* _Aim of the task_:
Copy all of the data below without altering a single line.

Start of Block

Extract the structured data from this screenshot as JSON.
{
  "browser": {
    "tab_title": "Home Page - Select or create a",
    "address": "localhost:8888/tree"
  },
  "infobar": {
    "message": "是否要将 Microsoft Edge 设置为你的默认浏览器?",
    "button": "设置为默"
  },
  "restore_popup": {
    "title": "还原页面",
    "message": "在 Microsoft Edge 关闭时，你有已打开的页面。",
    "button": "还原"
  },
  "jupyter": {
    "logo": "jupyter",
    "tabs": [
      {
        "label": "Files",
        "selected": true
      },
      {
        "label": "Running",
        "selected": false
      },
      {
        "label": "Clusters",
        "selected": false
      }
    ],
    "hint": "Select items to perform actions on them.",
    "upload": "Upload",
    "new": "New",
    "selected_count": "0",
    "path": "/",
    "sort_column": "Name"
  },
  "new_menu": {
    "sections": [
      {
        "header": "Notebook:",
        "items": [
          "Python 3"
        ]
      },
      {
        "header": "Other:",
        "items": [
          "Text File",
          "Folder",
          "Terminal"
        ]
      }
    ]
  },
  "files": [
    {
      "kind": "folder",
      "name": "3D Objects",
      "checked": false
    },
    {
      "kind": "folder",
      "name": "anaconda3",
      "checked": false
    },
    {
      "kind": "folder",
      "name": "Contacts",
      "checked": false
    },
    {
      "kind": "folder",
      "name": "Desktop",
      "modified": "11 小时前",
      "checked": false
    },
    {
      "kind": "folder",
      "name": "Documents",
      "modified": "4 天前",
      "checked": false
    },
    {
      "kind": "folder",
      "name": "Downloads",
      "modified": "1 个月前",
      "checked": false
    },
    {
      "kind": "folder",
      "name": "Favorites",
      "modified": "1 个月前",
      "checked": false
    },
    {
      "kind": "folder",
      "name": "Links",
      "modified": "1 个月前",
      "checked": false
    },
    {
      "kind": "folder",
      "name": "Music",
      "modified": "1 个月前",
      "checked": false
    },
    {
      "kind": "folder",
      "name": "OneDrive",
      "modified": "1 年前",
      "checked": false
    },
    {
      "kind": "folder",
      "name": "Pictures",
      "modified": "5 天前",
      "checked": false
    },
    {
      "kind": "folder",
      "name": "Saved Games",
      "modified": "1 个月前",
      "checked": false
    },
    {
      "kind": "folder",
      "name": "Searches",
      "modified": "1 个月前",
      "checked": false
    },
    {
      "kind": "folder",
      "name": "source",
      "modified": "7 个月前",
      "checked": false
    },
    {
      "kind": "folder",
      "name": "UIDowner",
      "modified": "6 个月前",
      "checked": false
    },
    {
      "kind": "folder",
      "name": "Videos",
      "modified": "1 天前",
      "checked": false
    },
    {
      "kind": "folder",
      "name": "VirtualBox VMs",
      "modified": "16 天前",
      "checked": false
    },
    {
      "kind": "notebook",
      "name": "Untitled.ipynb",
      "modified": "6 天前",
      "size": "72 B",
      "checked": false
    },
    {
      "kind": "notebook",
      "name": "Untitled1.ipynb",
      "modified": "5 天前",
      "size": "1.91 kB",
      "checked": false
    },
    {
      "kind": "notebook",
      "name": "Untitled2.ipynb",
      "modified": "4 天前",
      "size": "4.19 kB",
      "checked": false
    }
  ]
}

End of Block

* _Result_:
Extract the structured data from this screenshot as JSON.
{
  "browser": {
    "tab_title": "Home Page - Select or create a",
    "address": "localhost:8888/tree"
  },
  "infobar": {
    "message": "是否要将 Microsoft Edge 设置为你的默认浏览器?",
    "button": "设置为默"
  },
  "restore_popup": {
    "title": "还原页面",
    "message": "在 Microsoft Edge 关闭时，你有已打开的页面。",
    "button": "还原"
  },
  "jupyter": {
    "logo": "jupyter",
    "tabs": [
      {
        "label": "Files",
        "selected": true
      },
      {
        "label": "Running",
        "selected": false
      },
      {
        "label": "Clusters",
        "selected": false
      }
    ],
    "hint": "Select items to perform actions on them.",
    "upload": "Upload",
    "new": "New",
    "selected_count": "0",
    "path": "/",
    "sort_column": "Name"
  },
  "new_menu": {
    "sections": [
      {
        "header": "Notebook:",
        "items": [
          "Python 3"
        ]
      },
      {
        "header": "Other:",
        "items": [
          "Text File",
          "Folder",
          "Terminal"
        ]
      }
    ]
  },
  "files": [
    {
      "kind": "folder",
      "name": "3D Objects",
      "checked": false
    },
    {
      "kind": "folder",
      "name": "anaconda3",
      "checked": false
    },
    {
      "kind": "folder",
      "name": "Contacts",
      "checked": false
    },
    {
      "kind": "folder",
      "name": "Desktop",
      "modified": "11 小时前",
      "checked": false
    },
    {
      "kind": "folder",
      "name": "Documents",
      "modified": "4 天前",
      "checked": false
    },
    {
      "kind": "folder",
      "name": "Downloads",
      "modified": "1 个月前",
      "checked": false
    },
    {
      "kind": "folder",
      "name": "Favorites",
      "modified": "1 个月前",
      "checked": false
    },
    {
      "kind": "folder",
      "name": "Links",
      "modified": "1 个月前",
      "checked": false
    },
    {
      "kind": "folder",
      "name": "Music",
      "modified": "1 个月前",
      "checked": false
    },
    {
      "kind": "folder",
      "name": "OneDrive",
      "modified": "1 年前",
      "checked": false
    },
    {
      "kind": "folder",
      "name": "Pictures",
      "modified": "5 天前",
      "checked": false
    },
    {
      "kind": "folder",
      "name": "Saved Games",
      "modified": "1 个月前",
      "checked": false
    },
    {
      "kind": "folder",
      "name": "Searches",
      "modified": "1 个月前",
      "checked": false
    },
    {
      "kind": "folder",
      "name": "source",
      "modified": "7 个月前",
      "checked": false
    },
    {
      "kind": "folder",
      "name": "UIDowner",
      "modified": "6 个月前",
      "checked": false
    },
    {
      "kind": "folder",
      "name": "Videos",
      "modified": "1 天前",
      "checked": false
    },
    {
      "kind": "folder",
      "name": "VirtualBox VMs",
      "modified": "16 天前",
      "checked": false
    },
    {
      "kind": "notebook",
      "name": "Untitled.ipynb",
      "modified": "6 天前",
      "size": "72 B",
      "checked": false
    },
    {
      "kind": "notebook",
      "name": "Untitled1.ipynb",
      "modified": "5 天前",
      "size": "1.91 kB",
      "checked": false
    },
    {
      "kind": "notebook",
      "name": "Untitled2.ipynb",
      "modified": "4 天前",
      "size": "4.19 kB",
      "checked": false
    }
  ]
}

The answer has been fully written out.